issn = {2664-1690},
pages = {27},
publisher = {IST Austria},
title = {{The complexity of evolution on graphs}},
doi = {10.15479/AT:IST-2014-190-v2-2},
year = {2014},
}
@techreport{5422,
abstract = {Notes from the Third Plenary for the Research Data Alliance in Dublin, Ireland on March 26 to 28, 2014 with focus on starting an institutional research data repository.},
author = {Porsche, Jana},
publisher = {none},
title = {{Notes from Research Data Alliance Plenary Meeting in Dublin, Ireland}},
year = {2014},
}
@misc{5423,
abstract = {We present a flexible framework for the automated competitive analysis of on-line scheduling algorithms for firm- deadline real-time tasks based on multi-objective graphs: Given a taskset and an on-line scheduling algorithm specified as a labeled transition system, along with some optional safety, liveness, and/or limit-average constraints for the adversary, we automatically compute the competitive ratio of the algorithm w.r.t. a clairvoyant scheduler. We demonstrate the flexibility and power of our approach by comparing the competitive ratio of several on-line algorithms, including D(over), that have been proposed in the past, for various tasksets. Our experimental results reveal that none of these algorithms is universally optimal, in the sense that there are tasksets where other schedulers provide better performance. Our framework is hence a very useful design tool for selecting optimal algorithms for a given application. },
author = {Chatterjee, Krishnendu and Kössler, Alexander and Pavlogiannis, Andreas and Schmid, Ulrich},
issn = {2664-1690},
pages = {14},
publisher = {IST Austria},
title = {{A framework for automated competitive analysis of on-line scheduling of firm-deadline tasks}},
doi = {10.15479/AT:IST-2014-300-v1-1},
year = {2014},
}
@misc{5424,

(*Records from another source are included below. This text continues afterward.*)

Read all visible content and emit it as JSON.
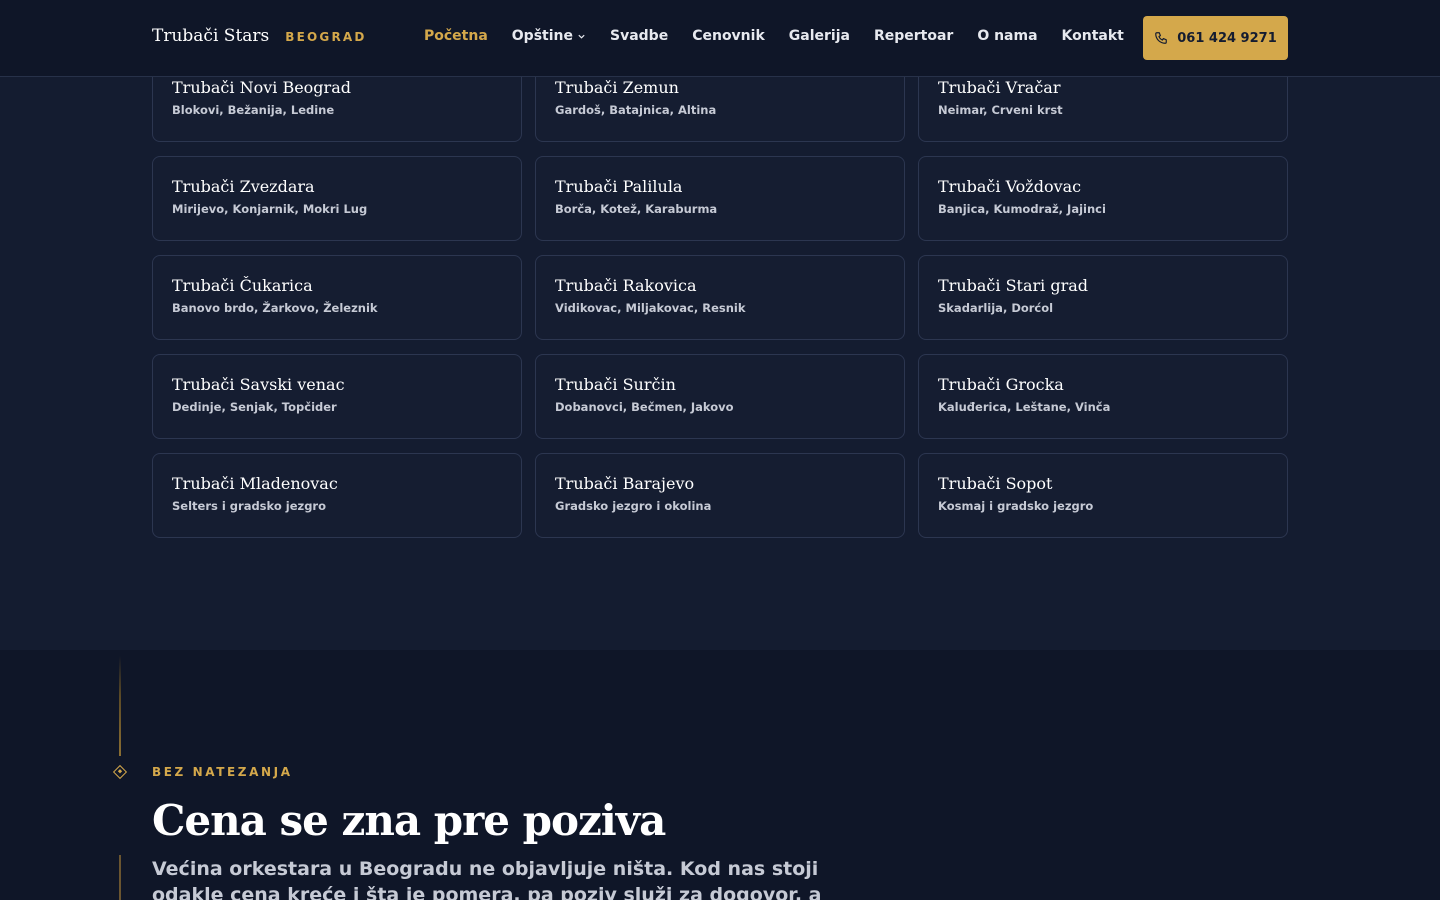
{
  "header": {
    "brand": "Trubači Stars",
    "city": "BEOGRAD",
    "nav": [
      {
        "label": "Početna",
        "active": true
      },
      {
        "label": "Opštine",
        "dropdown": true
      },
      {
        "label": "Svadbe"
      },
      {
        "label": "Cenovnik"
      },
      {
        "label": "Galerija"
      },
      {
        "label": "Repertoar"
      },
      {
        "label": "O nama"
      },
      {
        "label": "Kontakt"
      }
    ],
    "phone": "061 424 9271",
    "phone_icon": "phone-icon"
  },
  "municipalities": [
    {
      "title": "Trubači Novi Beograd",
      "areas": "Blokovi, Bežanija, Ledine"
    },
    {
      "title": "Trubači Zemun",
      "areas": "Gardoš, Batajnica, Altina"
    },
    {
      "title": "Trubači Vračar",
      "areas": "Neimar, Crveni krst"
    },
    {
      "title": "Trubači Zvezdara",
      "areas": "Mirijevo, Konjarnik, Mokri Lug"
    },
    {
      "title": "Trubači Palilula",
      "areas": "Borča, Kotež, Karaburma"
    },
    {
      "title": "Trubači Voždovac",
      "areas": "Banjica, Kumodraž, Jajinci"
    },
    {
      "title": "Trubači Čukarica",
      "areas": "Banovo brdo, Žarkovo, Železnik"
    },
    {
      "title": "Trubači Rakovica",
      "areas": "Vidikovac, Miljakovac, Resnik"
    },
    {
      "title": "Trubači Stari grad",
      "areas": "Skadarlija, Dorćol"
    },
    {
      "title": "Trubači Savski venac",
      "areas": "Dedinje, Senjak, Topčider"
    },
    {
      "title": "Trubači Surčin",
      "areas": "Dobanovci, Bečmen, Jakovo"
    },
    {
      "title": "Trubači Grocka",
      "areas": "Kaluđerica, Leštane, Vinča"
    },
    {
      "title": "Trubači Mladenovac",
      "areas": "Selters i gradsko jezgro"
    },
    {
      "title": "Trubači Barajevo",
      "areas": "Gradsko jezgro i okolina"
    },
    {
      "title": "Trubači Sopot",
      "areas": "Kosmaj i gradsko jezgro"
    }
  ],
  "pricing": {
    "eyebrow": "BEZ NATEZANJA",
    "title": "Cena se zna pre poziva",
    "text": "Većina orkestara u Beogradu ne objavljuje ništa. Kod nas stoji odakle cena kreće i šta je pomera, pa poziv služi za dogovor, a ne za"
  },
  "colors": {
    "accent": "#d4a84b",
    "background": "#141c30",
    "header": "#0f1628"
  }
}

abstract = {We consider partially observable Markov decision processes (POMDPs), that are a standard framework for robotics applications to model uncertainties present in the real world, with temporal logic specifications. All temporal logic specifications in linear-time temporal logic (LTL) can be expressed as parity objectives. We study the qualitative analysis problem for POMDPs with parity objectives that asks whether there is a controller (policy) to ensure that the objective holds with probability 1 (almost-surely). While the qualitative analysis of POMDPs with parity objectives is undecidable, recent results show that when restricted to finite-memory policies the problem is EXPTIME-complete. While the problem is intractable in theory, we present a practical approach to solve the qualitative analysis problem. We designed several heuristics to deal with the exponential complexity, and have used our implementation on a number of well-known POMDP examples for robotics applications. Our results provide the first practical approach to solve the qualitative analysis of robot motion planning with LTL properties in the presence of uncertainty.},

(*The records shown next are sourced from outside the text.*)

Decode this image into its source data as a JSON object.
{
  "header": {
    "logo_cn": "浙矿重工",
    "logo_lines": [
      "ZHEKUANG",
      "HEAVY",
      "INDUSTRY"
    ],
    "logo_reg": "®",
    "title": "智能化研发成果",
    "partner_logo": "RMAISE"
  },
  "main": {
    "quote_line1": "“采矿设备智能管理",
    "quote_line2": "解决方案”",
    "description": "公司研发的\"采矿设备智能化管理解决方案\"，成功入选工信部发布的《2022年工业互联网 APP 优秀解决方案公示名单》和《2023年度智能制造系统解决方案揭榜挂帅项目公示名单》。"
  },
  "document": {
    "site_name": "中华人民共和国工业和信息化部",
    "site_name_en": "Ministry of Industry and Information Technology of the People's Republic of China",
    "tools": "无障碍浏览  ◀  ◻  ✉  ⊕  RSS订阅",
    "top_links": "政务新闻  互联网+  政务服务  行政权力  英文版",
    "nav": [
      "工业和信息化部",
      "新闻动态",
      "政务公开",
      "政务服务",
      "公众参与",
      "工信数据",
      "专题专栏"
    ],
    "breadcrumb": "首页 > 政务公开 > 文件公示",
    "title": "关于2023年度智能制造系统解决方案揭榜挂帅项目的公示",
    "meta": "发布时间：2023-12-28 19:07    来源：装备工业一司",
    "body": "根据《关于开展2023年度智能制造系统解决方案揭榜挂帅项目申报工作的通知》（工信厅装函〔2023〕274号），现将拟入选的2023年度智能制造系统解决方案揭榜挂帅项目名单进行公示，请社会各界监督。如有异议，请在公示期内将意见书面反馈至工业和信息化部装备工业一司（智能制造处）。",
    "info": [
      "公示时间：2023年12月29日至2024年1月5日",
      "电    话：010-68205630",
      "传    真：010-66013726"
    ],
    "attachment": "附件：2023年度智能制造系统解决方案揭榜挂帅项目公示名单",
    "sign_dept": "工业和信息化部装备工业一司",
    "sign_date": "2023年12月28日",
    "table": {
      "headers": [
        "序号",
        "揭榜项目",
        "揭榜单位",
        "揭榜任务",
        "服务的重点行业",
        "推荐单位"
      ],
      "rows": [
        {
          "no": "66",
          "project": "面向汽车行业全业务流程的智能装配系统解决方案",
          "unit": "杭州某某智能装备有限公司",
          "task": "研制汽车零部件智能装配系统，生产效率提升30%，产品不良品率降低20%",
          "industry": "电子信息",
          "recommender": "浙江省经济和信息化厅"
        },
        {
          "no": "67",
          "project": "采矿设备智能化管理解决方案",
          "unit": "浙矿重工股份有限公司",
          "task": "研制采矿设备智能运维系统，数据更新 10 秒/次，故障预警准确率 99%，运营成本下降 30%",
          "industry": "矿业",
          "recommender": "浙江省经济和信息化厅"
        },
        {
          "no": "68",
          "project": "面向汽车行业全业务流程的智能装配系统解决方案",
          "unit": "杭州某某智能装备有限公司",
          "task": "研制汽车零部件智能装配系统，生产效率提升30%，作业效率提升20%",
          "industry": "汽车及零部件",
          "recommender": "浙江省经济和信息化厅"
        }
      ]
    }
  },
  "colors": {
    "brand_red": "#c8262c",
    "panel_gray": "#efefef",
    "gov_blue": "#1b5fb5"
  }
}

author = {Chatterjee, Krishnendu and Chmelik, Martin and Gupta, Raghav and Kanodia, Ayush},
issn = {2664-1690},
pages = {12},
publisher = {IST Austria},

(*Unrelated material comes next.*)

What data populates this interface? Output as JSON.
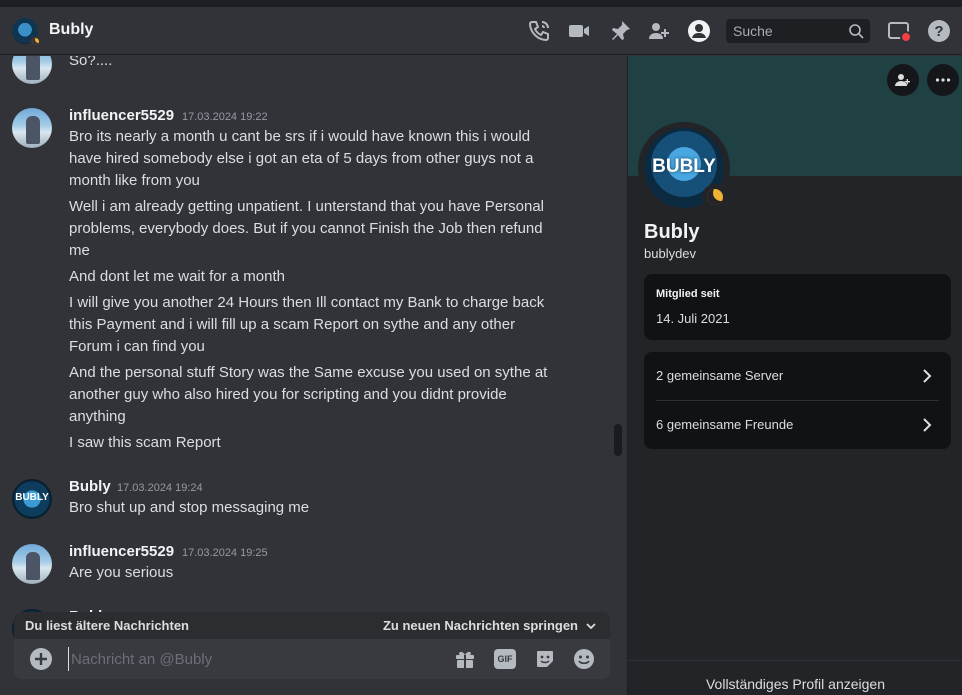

title = {{Qualitative analysis of POMDPs with temporal logic specifications for robotics applications}},
doi = {10.15479/AT:IST-2014-305-v1-1},
year = {2014},
}